Most pediatricians suggest waiting until your baby is 6 months old before starting to introduce solid foods. By the 6th month, your baby needs the extra iron found in solid foods, as her store of iron has been depleted by this point. Also, a baby's reflex to stick out her tongue when anything touches it has disappeared, so she is better able to swallow mushy solids. Also by 6 months, head and neck control has developed.
Sleeping Through the Night [I'd like to add that the definition of "sleeping through the night" is technically about a 5-6 hour stretch, not the entire night!]
- During the day, never let a baby sleep more than a feed cycle - no longer than 3 hours - because otherwise it will rob his nighttime sleep hours.
- One of the ways we get babies to sleep more at night is by filling their tummies.
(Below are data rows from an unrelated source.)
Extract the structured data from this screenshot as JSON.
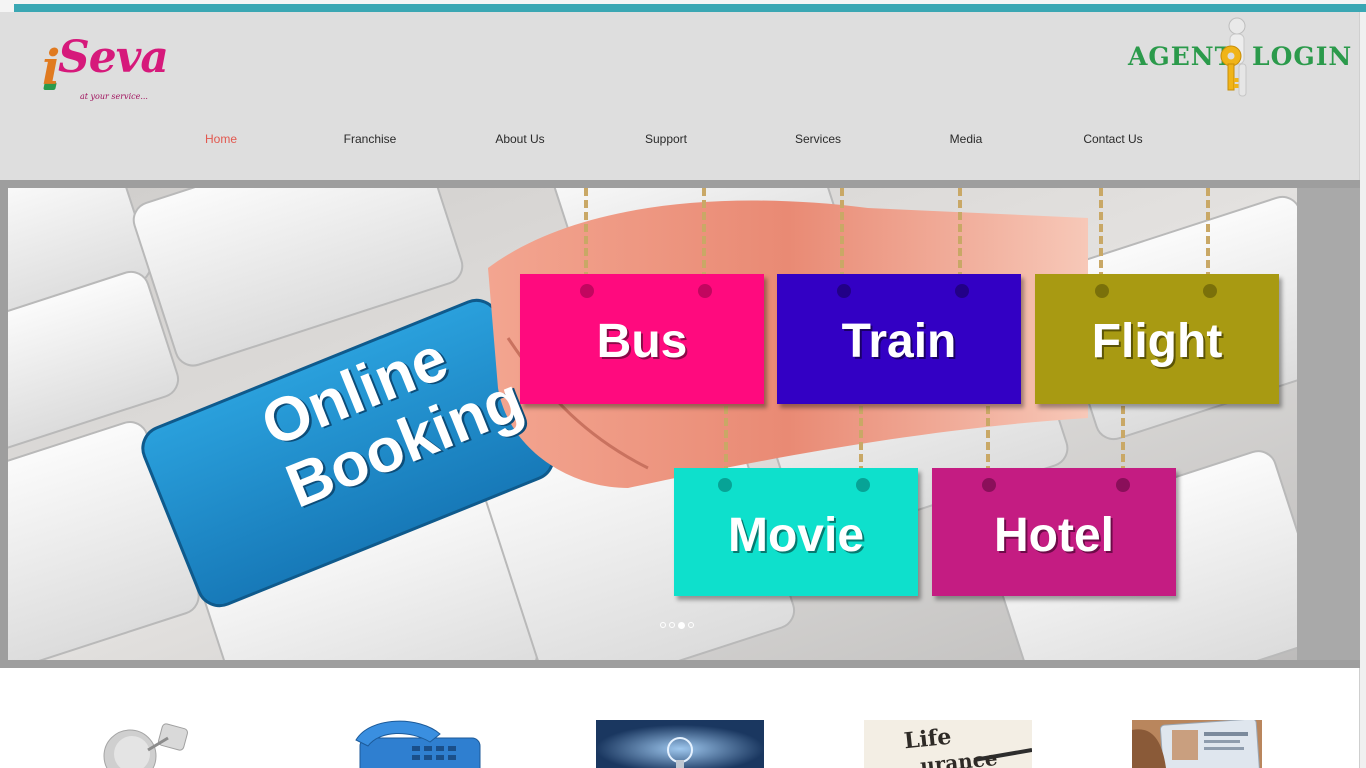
{
  "logo": {
    "letter": "i",
    "name": "Seva",
    "tagline": "at your service..."
  },
  "agent_login": {
    "left": "AGENT",
    "right": "LOGIN"
  },
  "nav": {
    "items": [
      {
        "label": "Home",
        "active": true
      },
      {
        "label": "Franchise",
        "active": false
      },
      {
        "label": "About Us",
        "active": false
      },
      {
        "label": "Support",
        "active": false
      },
      {
        "label": "Services",
        "active": false
      },
      {
        "label": "Media",
        "active": false
      },
      {
        "label": "Contact Us",
        "active": false
      }
    ]
  },
  "slide": {
    "key_text_line1": "Online",
    "key_text_line2": "Booking",
    "cards": [
      {
        "label": "Bus",
        "color": "#ff0a7e"
      },
      {
        "label": "Train",
        "color": "#3300c4"
      },
      {
        "label": "Flight",
        "color": "#a89a12"
      },
      {
        "label": "Movie",
        "color": "#0ee0cc"
      },
      {
        "label": "Hotel",
        "color": "#c41c82"
      }
    ],
    "active_dot": 3,
    "dot_count": 4
  },
  "thumbnails": [
    {
      "name": "dth-dish-image"
    },
    {
      "name": "telephone-image"
    },
    {
      "name": "lightbulb-image"
    },
    {
      "name": "life-insurance-image",
      "text_1": "Life",
      "text_2": "urance"
    },
    {
      "name": "id-card-image"
    }
  ],
  "colors": {
    "accent_teal": "#3aa7b3",
    "nav_active": "#e2584f",
    "brand_green": "#2b9a4b",
    "brand_pink": "#d6197b",
    "header_bg": "#dedede"
  }
}
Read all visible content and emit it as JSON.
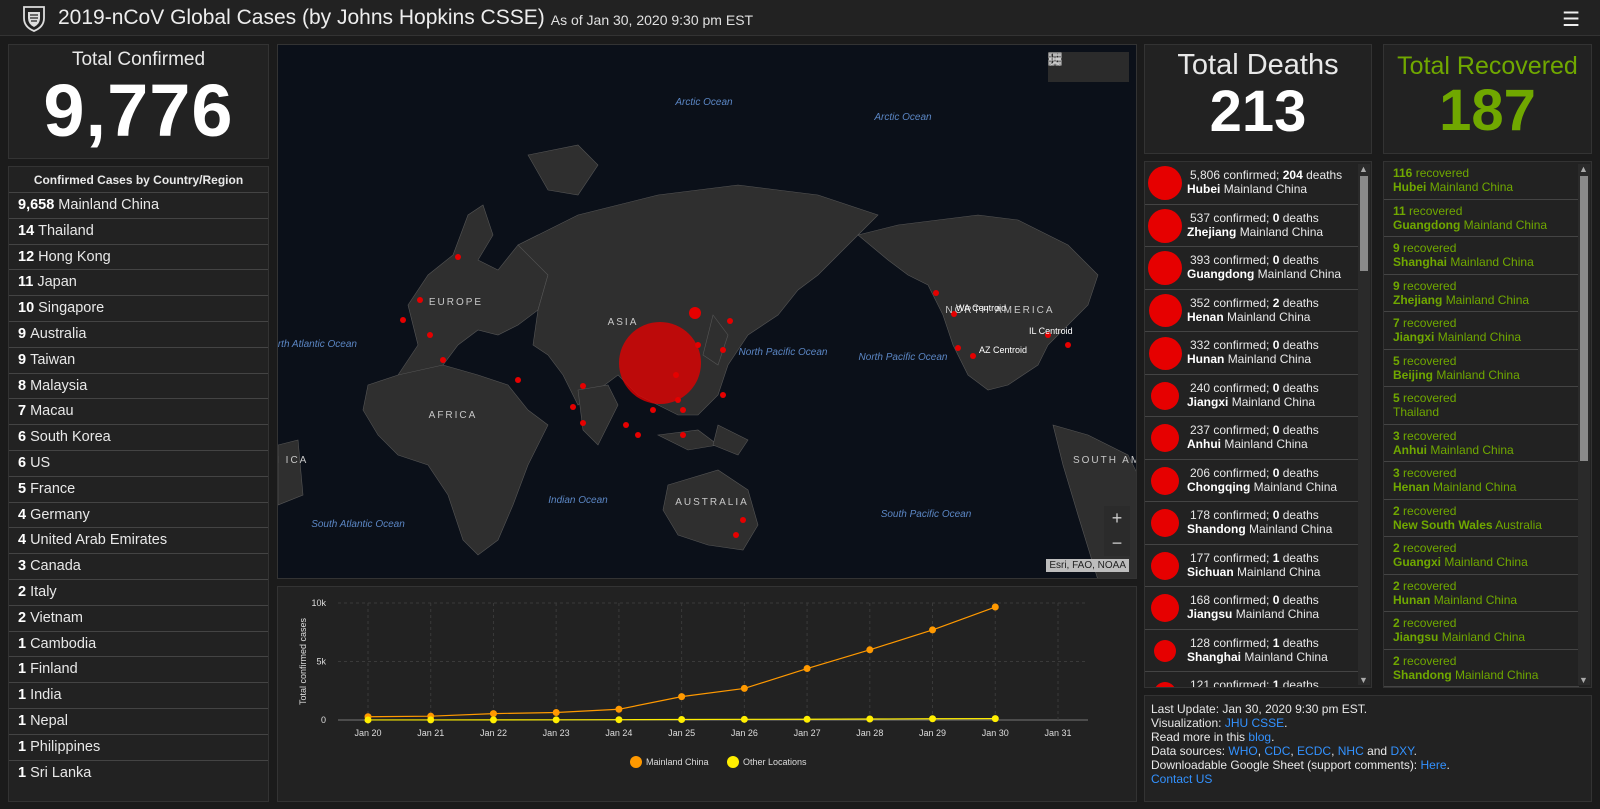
{
  "header": {
    "title": "2019-nCoV Global Cases (by Johns Hopkins CSSE)",
    "as_of": "As of Jan 30, 2020 9:30 pm EST"
  },
  "confirmed": {
    "label": "Total Confirmed",
    "value": "9,776"
  },
  "country_list": {
    "heading": "Confirmed Cases by Country/Region",
    "items": [
      {
        "count": "9,658",
        "name": "Mainland China"
      },
      {
        "count": "14",
        "name": "Thailand"
      },
      {
        "count": "12",
        "name": "Hong Kong"
      },
      {
        "count": "11",
        "name": "Japan"
      },
      {
        "count": "10",
        "name": "Singapore"
      },
      {
        "count": "9",
        "name": "Australia"
      },
      {
        "count": "9",
        "name": "Taiwan"
      },
      {
        "count": "8",
        "name": "Malaysia"
      },
      {
        "count": "7",
        "name": "Macau"
      },
      {
        "count": "6",
        "name": "South Korea"
      },
      {
        "count": "6",
        "name": "US"
      },
      {
        "count": "5",
        "name": "France"
      },
      {
        "count": "4",
        "name": "Germany"
      },
      {
        "count": "4",
        "name": "United Arab Emirates"
      },
      {
        "count": "3",
        "name": "Canada"
      },
      {
        "count": "2",
        "name": "Italy"
      },
      {
        "count": "2",
        "name": "Vietnam"
      },
      {
        "count": "1",
        "name": "Cambodia"
      },
      {
        "count": "1",
        "name": "Finland"
      },
      {
        "count": "1",
        "name": "India"
      },
      {
        "count": "1",
        "name": "Nepal"
      },
      {
        "count": "1",
        "name": "Philippines"
      },
      {
        "count": "1",
        "name": "Sri Lanka"
      }
    ]
  },
  "map": {
    "labels": {
      "arctic1": "Arctic Ocean",
      "arctic2": "Arctic Ocean",
      "north_atlantic": "North Atlantic Ocean",
      "north_pacific1": "North Pacific Ocean",
      "north_pacific2": "North Pacific Ocean",
      "indian": "Indian Ocean",
      "south_atlantic": "South Atlantic Ocean",
      "south_pacific": "South Pacific Ocean",
      "europe": "EUROPE",
      "asia": "ASIA",
      "africa": "AFRICA",
      "australia": "AUSTRALIA",
      "north_america": "NORTH AMERICA",
      "south_america": "SOUTH AMER",
      "africa_edge": "H ICA",
      "wa": "WA Centroid",
      "il": "IL Centroid",
      "az": "AZ Centroid"
    },
    "attribution": "Esri, FAO, NOAA",
    "zoom_in": "+",
    "zoom_out": "−",
    "icons": [
      "bookmark-icon",
      "list-icon",
      "grid-icon"
    ]
  },
  "chart_data": {
    "type": "line",
    "categories": [
      "Jan 20",
      "Jan 21",
      "Jan 22",
      "Jan 23",
      "Jan 24",
      "Jan 25",
      "Jan 26",
      "Jan 27",
      "Jan 28",
      "Jan 29",
      "Jan 30",
      "Jan 31"
    ],
    "series": [
      {
        "name": "Mainland China",
        "color": "#ff9900",
        "values": [
          278,
          326,
          547,
          639,
          916,
          2000,
          2700,
          4400,
          6000,
          7700,
          9658,
          null
        ]
      },
      {
        "name": "Other Locations",
        "color": "#ffee00",
        "values": [
          4,
          6,
          8,
          14,
          25,
          40,
          57,
          64,
          87,
          105,
          118,
          null
        ]
      }
    ],
    "ylabel": "Total confirmed cases",
    "yticks": [
      "0",
      "5k",
      "10k"
    ],
    "ylim": [
      0,
      10000
    ]
  },
  "deaths": {
    "label": "Total Deaths",
    "value": "213"
  },
  "recovered": {
    "label": "Total Recovered",
    "value": "187"
  },
  "province_list": [
    {
      "confirmed": "5,806",
      "deaths": "204",
      "province": "Hubei",
      "region": "Mainland China"
    },
    {
      "confirmed": "537",
      "deaths": "0",
      "province": "Zhejiang",
      "region": "Mainland China"
    },
    {
      "confirmed": "393",
      "deaths": "0",
      "province": "Guangdong",
      "region": "Mainland China"
    },
    {
      "confirmed": "352",
      "deaths": "2",
      "province": "Henan",
      "region": "Mainland China"
    },
    {
      "confirmed": "332",
      "deaths": "0",
      "province": "Hunan",
      "region": "Mainland China"
    },
    {
      "confirmed": "240",
      "deaths": "0",
      "province": "Jiangxi",
      "region": "Mainland China"
    },
    {
      "confirmed": "237",
      "deaths": "0",
      "province": "Anhui",
      "region": "Mainland China"
    },
    {
      "confirmed": "206",
      "deaths": "0",
      "province": "Chongqing",
      "region": "Mainland China"
    },
    {
      "confirmed": "178",
      "deaths": "0",
      "province": "Shandong",
      "region": "Mainland China"
    },
    {
      "confirmed": "177",
      "deaths": "1",
      "province": "Sichuan",
      "region": "Mainland China"
    },
    {
      "confirmed": "168",
      "deaths": "0",
      "province": "Jiangsu",
      "region": "Mainland China"
    },
    {
      "confirmed": "128",
      "deaths": "1",
      "province": "Shanghai",
      "region": "Mainland China"
    },
    {
      "confirmed": "121",
      "deaths": "1",
      "province": "",
      "region": ""
    }
  ],
  "recovered_list": [
    {
      "count": "116",
      "province": "Hubei",
      "region": "Mainland China"
    },
    {
      "count": "11",
      "province": "Guangdong",
      "region": "Mainland China"
    },
    {
      "count": "9",
      "province": "Shanghai",
      "region": "Mainland China"
    },
    {
      "count": "9",
      "province": "Zhejiang",
      "region": "Mainland China"
    },
    {
      "count": "7",
      "province": "Jiangxi",
      "region": "Mainland China"
    },
    {
      "count": "5",
      "province": "Beijing",
      "region": "Mainland China"
    },
    {
      "count": "5",
      "province": "",
      "region": "Thailand"
    },
    {
      "count": "3",
      "province": "Anhui",
      "region": "Mainland China"
    },
    {
      "count": "3",
      "province": "Henan",
      "region": "Mainland China"
    },
    {
      "count": "2",
      "province": "New South Wales",
      "region": "Australia"
    },
    {
      "count": "2",
      "province": "Guangxi",
      "region": "Mainland China"
    },
    {
      "count": "2",
      "province": "Hunan",
      "region": "Mainland China"
    },
    {
      "count": "2",
      "province": "Jiangsu",
      "region": "Mainland China"
    },
    {
      "count": "2",
      "province": "Shandong",
      "region": "Mainland China"
    }
  ],
  "info": {
    "last_update": "Last Update: Jan 30, 2020 9:30 pm EST.",
    "visualization_prefix": "Visualization: ",
    "visualization_link": "JHU CSSE",
    "read_more_prefix": "Read more in this ",
    "read_more_link": "blog",
    "sources_prefix": "Data sources: ",
    "sources": [
      "WHO",
      "CDC",
      "ECDC",
      "NHC",
      "DXY"
    ],
    "sheet_prefix": "Downloadable Google Sheet (support comments): ",
    "sheet_link": "Here",
    "contact_link": "Contact US"
  },
  "colors": {
    "accent_red": "#e60000",
    "recovered_green": "#70a800",
    "link_blue": "#3392ff"
  }
}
When an infant is 6 weeks old, Tracy Hogg suggests 2 practices: cluster feeding - feed her every 2 hours before bedtime AND dream feeding - nurse baby in her sleep right before you retire to bed. For example, you give baby the breast at 6 and 8 in the evening, and the dream feed at 10:30 or 11.
- If a pacifier isn't allowed to become a sleep prop, it can be very helpful in weaning a baby off the nighttime feed. If a baby weighs 10 lbs. and he's getting between 6-8 breastfeedings, he doesn't need an additional night feeding for nourishment. If he's still waking, he's using the opportunity for oral stimulation. When he wakes up crying for the breast and yet he only feeds for 5 minutes, give him a pacifier instead. The first night, he'll probably stay up the entire 20 minutes with the pacifier in his mouth before falling back to sleep. The next night, it may cut back to 10 minutes. The third night, he might fidget in his sleep at the time he'd normally get up for the feed. If he wakes, give him the pacifier. Eventually, he won't wake up for it.
What They Need/What You Can Expect
Age/Milestones Sleep Needed per Day Typical Patterns
Newborn 16-20 hours Nap 1 hour in every 3; 5-6
hour stretch at night [wow,
that sounds pretty dreamy,
Penny still gets up every 2-3]
that sounds pretty dreamy,
Penny still gets up every 2-3]
1-3 Months: more alert, 15-18 hours, until 18 months 3 naps, 1.5 hours each; 8 hour
aware of their surroundings, stretch at night
able to move head
4-6 Months: Gaining mobility 2 naps, 2-3 hours each; 10-12
hours at night
6-8 Months: More mobility, 2 naps, 1-2 hours each; 10-12
able to sit and crawl hours at night
8-18 Months: Always in motion 2 naps, 1-2 hours each, or one
big nap 3 hours long; 12 hours